Sponsored by the Wisconsin Educational Media & Technology Association and the WLA, Library Legislative Day presents an opportunity for library supporters to speak out on areas of interest to the library community. On Tuesday, January 22 contact your state legislators either in person at Madison or e-mail, call or write your representatives.
For information on Madison activities go to: http://www.wla.lib.wi.us/legis/day/index.htm; for legislative issues: http://www.wla.lib.wi.us/legis/issues.htm ; and for information on your local legislators go to: ESLS 2007-2008 Legislator Roster.
* Upcoming workshops at ESLS on OverDrive:
Digital Library 101 on Tuesday, January 8 at 2:00 and Troubleshooting on Thursday, January 17 at 9:00. The training will be conducted using the ReadyTalk service. This uses online web sharing and telephone conferencing. For more information go to the Workshop Schedule 2008.
*The IRS has issued the 2008 optional standard mileage rates.
Beginning Jan. 1, 2008, the standard mileage rates for the use of a car
(including vans, pickups or panel trucks) will be:
* The DLTCL will be offering a State Park pass in collaboration with the DNR this year. The state parks are using a new theme, "Get Active! Get Outdoors!" as part of a national program for state parks called "No Child Left Inside." The theme for the 2008 SLP is "Catch the Reading Bug. " These will be car passes, one per child valid June through Labor Day.
* Tumblebooks has updated the collection to the new manual with audio feature. As they build new books and new features, they are using the latest Flash technology. It is advised to download the latest version of flash from www.adobe.com. There is no charge and the download only takes seconds.
* New terms for old dogs. Marc Prensky, an internationally acclaimed leader, speaker, writer, consultant, and game designer in the critical areas of education and learning has been credited with two terms. "What should we call these "new" students of today? Some refer to them as the N-[for Net]-gen or D-[for digital]-gen. But the most useful designation I have found for them is Digital Natives.
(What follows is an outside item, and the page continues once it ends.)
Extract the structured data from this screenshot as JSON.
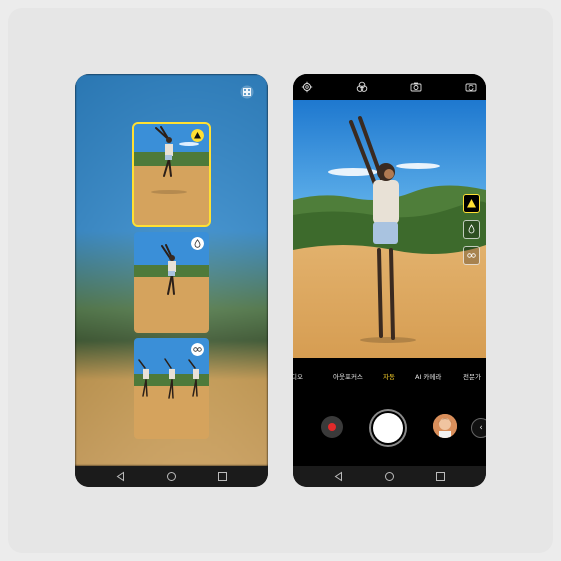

Our students today are all "native speakers" of the digital language of computers, video games and the Internet...compared to them, (the rest of us are)Digital Immigrants." For more information go to: http://www.marcprensky.com/writing/Prensky%20-%20Digital%20Natives,%20Digital%20Immigrants%20-%20Part1.pdf
*From The Milwaukee Journal Sentinel, December 16, 2007, Annysa Johnson email@example.com
Delivery of certain types of media may be curtailed to various
locations in 2008 by the Milwaukee County Federated Library System due to
budget constraints. Starting January 2 Milwaukee Public will also reduce
the number of requests per library card from 40 to 20. According to Milwaukee
Public Library Director Paula Kiely, requests for holds have more than
doubled since 2002. In 2007, more than 500,000 items were requested.
The new policy is expected to cut requests by thirty percent. See the
article in the Milwaukee Journal Sentinel for more
* From WSLL @ Your Service December 2007, An E-publication of the Wisconsin State Law Library
Feb. 17, 2009 is the conversion date to digital feeds. After that date, broadcasting will no longer be done using analog signals. For questions regarding the conversion go the FCC’s Digital Television website http://www.fcc.gov/dtv/.
If you have cable or satellite your viewing should not be affected. To continue using an older television set incapable of receiving DTV a converter has been developed. Converters are expected to cost approximately $60.00. To offset this cost, the federal government is offering a coupon program for consumers, starting in January 2008. It is hoped that the $40.00 coupons will help consumers make the switch from analog to digital. To learn about the coupon program see the Digital Television Transition and Public Safety Website: http://www.ntia.doc.gov/dtvcoupon/index.html.
Tune in @ Your Library has been chosen by teens as the Teen Tech Week theme for March 2 - 8, 2008. This theme encourages teens to take advantage of music and media resources at the library. Librarians are encouraged to improve music and media collections. Education on copyright laws are also encouraged. For more information go to: http://www.ala.org/ala/yalsa/teentechweek/ttw08/ttw.cfm.